The Gaelic language is one of the Celtic languages descended from Old Irish and brought to Scotland in the 4th century. Scottish Gaelic developed as an independent language after the 12th century and, according to the 2011 census, around 58,000 people still speak it (1.1% of the Scottish population).
Scottish Gaelic has a rich oral and written tradition, known as beul-aithris, and was the language of the bardic culture of the Highland clans for many years. The language suffered particularly as Highlanders and their traditions were persecuted after the Battle of Culloden in 1746 and during the Highland Clearances. Gaelic is not the only language which left its mark upon the land; there are also Pictish, Norse and English influences throughout the area.
Most people nowadays associate Gaelic with the Highlands, but at one time it could be heard from Berwickshire to Caithness and from Cape Wrath to the Rhinns of Galloway.
Place-names give us a better understanding of culture, environment, history and wildlife of the area. In Scotland, many names derive from the Scottish Gaelic and help us to interpret our landscape and some also give an indication of colours, animals, events and people.
For example, the name ‘Cairngorms’ was first used by non-Gaelic speaking visitors around 200 years ago to refer collectively to the range of mountains that lie between Strathspey and Deeside. Some local people still call these mountains by their original Gaelic name – Am Monadh Ruaidh or ‘The Russet-coloured Mountain Range’. These mountains form the heart of the Cairngorms National Park, which has been given the Gaelic name 'Pàirc Nàiseanta a’ Mhonaidh Ruaidh'.
The Gaelic became the primary language of the Cairngorms area and consequently the majority of place-names within the park are Gaelic in origin. Throughout Scotland there was a decline in the use of the language over the centuries and the same is true within our National Park, but thanks to the former wide impact of Gaelic (with the later addition of some Scots), there are many places still associated with these languages.
Glens and lochs usually take their names from the rivers and streams that flow through them or from them, but there are some exceptions such as Glen Geusachan or Gleann Giùthsachain (GYOOsachen) – Glen of the Little Pine Wood; Glen Einich or Gleann Eanaich (ENeech) – Glen of the Boggy Place and Glenmore or An Gleann Mòr (MOAR) – The Big Glen.
Often the original Gaelic name was wrongly recorded which resulted in anglicised English names which live to this day – but at least they are still alive.

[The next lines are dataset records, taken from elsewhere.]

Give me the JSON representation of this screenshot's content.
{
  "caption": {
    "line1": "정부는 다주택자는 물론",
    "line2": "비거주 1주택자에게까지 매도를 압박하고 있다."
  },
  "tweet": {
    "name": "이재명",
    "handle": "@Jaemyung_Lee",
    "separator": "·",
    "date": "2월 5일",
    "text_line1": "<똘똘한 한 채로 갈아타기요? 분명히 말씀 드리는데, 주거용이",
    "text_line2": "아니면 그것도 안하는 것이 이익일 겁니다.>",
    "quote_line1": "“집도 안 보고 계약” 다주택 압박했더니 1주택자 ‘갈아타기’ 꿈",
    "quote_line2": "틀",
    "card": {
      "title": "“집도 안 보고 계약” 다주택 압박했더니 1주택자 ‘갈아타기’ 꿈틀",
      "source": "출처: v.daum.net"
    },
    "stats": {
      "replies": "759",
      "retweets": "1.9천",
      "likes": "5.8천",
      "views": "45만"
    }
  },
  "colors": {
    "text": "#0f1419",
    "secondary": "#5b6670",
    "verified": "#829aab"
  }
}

A famous example is Loch Avon and the River Avon, both pronounced A'an, which were incorrectly recorded by the first map-makers in the area, and another is Bridge of Brown which actually derives from Drochaid Bhruthainn (Drochitch VROON) meaning ‘Bridge of Boiling Water’. This place is called Brig o’ Broon in Scots which has become anglicised to Bridge of Brown.
If you'd like to find out more, the Ordnance Survey has published a 'Guide to Gaelic origins of place names in Britain' which can be downloaded as an e-book.